**Description of the task**
Every line of the entries below that includes "this" belongs in the answer, copied as written.

(Study material Opens)

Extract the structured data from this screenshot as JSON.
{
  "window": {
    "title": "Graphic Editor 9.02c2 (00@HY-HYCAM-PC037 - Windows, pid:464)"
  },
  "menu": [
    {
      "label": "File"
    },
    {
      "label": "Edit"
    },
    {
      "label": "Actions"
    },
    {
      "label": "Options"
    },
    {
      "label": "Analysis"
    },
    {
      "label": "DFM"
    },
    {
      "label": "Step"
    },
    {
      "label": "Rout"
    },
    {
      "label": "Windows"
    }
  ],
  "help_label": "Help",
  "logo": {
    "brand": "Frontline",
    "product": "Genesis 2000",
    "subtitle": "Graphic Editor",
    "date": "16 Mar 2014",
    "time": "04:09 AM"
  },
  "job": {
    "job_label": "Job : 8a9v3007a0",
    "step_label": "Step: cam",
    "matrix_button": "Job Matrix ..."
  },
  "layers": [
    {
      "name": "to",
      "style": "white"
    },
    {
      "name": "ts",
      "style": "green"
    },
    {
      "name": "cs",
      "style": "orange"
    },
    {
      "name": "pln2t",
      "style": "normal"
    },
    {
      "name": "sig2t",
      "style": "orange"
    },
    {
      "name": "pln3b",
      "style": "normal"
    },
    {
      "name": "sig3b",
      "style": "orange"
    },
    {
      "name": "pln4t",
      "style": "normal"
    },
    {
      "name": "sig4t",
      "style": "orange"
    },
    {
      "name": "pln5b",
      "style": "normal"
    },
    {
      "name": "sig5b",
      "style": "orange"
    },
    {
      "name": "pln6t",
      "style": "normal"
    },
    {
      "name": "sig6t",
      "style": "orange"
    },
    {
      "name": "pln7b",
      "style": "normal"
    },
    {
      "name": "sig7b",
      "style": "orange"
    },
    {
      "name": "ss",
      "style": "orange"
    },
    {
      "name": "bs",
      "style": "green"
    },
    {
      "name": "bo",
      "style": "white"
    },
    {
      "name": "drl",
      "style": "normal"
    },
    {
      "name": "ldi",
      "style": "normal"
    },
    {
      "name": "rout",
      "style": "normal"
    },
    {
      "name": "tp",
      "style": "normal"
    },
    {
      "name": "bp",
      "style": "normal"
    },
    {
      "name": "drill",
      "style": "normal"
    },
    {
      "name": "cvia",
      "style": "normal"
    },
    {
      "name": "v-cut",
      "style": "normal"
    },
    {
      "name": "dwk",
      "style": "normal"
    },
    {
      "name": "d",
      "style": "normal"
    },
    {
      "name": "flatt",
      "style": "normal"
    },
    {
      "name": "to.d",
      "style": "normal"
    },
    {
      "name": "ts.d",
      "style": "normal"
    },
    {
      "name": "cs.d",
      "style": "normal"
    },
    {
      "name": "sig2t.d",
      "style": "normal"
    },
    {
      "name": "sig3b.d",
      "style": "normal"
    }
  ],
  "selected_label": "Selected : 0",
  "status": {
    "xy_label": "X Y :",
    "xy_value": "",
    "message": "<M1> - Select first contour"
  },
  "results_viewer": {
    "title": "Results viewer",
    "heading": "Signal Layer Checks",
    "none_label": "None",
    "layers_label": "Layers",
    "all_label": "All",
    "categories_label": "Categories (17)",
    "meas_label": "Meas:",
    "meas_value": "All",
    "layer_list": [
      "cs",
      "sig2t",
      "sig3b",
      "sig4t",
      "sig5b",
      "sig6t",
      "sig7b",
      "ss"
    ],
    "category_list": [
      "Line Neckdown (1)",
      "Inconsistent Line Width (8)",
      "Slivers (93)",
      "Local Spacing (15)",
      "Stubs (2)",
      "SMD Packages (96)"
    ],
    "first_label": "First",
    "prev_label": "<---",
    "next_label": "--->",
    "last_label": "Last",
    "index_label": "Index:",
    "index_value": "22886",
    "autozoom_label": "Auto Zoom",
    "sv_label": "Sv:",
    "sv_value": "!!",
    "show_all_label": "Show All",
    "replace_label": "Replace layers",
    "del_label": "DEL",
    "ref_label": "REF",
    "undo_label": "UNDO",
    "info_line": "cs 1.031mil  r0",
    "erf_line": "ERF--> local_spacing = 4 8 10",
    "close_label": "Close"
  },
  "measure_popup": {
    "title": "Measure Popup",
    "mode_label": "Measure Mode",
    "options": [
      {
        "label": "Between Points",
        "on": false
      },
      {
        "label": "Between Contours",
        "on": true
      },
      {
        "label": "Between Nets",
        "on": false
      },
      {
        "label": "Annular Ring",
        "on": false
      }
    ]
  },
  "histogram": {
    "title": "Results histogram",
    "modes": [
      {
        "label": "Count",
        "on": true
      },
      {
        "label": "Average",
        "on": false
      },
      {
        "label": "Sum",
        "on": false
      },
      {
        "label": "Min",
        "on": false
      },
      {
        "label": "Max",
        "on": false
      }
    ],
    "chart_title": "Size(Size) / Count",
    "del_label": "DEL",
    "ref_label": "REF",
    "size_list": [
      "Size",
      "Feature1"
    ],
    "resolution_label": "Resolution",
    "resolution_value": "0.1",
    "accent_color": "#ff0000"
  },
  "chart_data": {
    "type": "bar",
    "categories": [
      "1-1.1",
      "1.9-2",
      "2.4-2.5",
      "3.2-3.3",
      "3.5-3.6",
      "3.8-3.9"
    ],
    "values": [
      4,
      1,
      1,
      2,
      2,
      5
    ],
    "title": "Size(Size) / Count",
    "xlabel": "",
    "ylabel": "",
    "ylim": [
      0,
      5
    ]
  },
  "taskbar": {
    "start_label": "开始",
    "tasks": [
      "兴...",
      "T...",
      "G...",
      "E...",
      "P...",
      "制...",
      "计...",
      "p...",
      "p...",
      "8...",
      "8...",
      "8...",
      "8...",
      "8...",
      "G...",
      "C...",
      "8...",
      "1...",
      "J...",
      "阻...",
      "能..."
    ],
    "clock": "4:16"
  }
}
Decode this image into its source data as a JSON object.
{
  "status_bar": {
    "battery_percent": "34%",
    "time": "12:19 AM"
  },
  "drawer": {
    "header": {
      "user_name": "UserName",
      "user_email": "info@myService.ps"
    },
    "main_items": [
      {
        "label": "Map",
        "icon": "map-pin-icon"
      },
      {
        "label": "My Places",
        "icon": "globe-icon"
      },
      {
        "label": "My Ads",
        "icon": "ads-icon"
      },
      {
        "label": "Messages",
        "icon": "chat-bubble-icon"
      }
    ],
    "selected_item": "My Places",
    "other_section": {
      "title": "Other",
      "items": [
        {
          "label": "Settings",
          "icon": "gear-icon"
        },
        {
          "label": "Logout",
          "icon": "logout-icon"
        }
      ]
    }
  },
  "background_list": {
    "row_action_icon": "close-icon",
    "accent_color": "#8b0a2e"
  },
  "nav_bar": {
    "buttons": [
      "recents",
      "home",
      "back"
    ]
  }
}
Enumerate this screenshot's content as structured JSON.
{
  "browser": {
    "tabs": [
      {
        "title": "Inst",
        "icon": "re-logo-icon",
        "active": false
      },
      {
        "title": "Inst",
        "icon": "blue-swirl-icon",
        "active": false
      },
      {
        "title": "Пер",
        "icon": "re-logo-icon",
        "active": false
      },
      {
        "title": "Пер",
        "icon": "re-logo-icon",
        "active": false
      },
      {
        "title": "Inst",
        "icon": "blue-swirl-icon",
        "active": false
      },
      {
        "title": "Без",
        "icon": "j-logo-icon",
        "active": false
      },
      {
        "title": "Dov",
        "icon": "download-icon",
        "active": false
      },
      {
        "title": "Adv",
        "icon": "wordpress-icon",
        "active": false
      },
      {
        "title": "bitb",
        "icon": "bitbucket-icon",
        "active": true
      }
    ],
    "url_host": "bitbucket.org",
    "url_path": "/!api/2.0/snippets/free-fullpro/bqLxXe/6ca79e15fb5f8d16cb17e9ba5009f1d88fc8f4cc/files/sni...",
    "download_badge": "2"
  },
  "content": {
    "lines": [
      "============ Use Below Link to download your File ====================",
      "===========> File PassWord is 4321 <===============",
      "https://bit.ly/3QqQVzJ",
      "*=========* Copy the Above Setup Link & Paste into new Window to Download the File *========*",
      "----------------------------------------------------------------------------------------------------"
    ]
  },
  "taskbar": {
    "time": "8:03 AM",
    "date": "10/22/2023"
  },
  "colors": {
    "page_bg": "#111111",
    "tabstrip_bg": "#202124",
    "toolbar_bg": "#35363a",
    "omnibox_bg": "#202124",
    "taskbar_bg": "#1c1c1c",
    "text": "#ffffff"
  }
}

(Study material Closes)

**Exercise result**
Extract the structured data from this screenshot as JSON.
Decode this image into its source data as a JSON object.
Enumerate this screenshot's content as structured JSON.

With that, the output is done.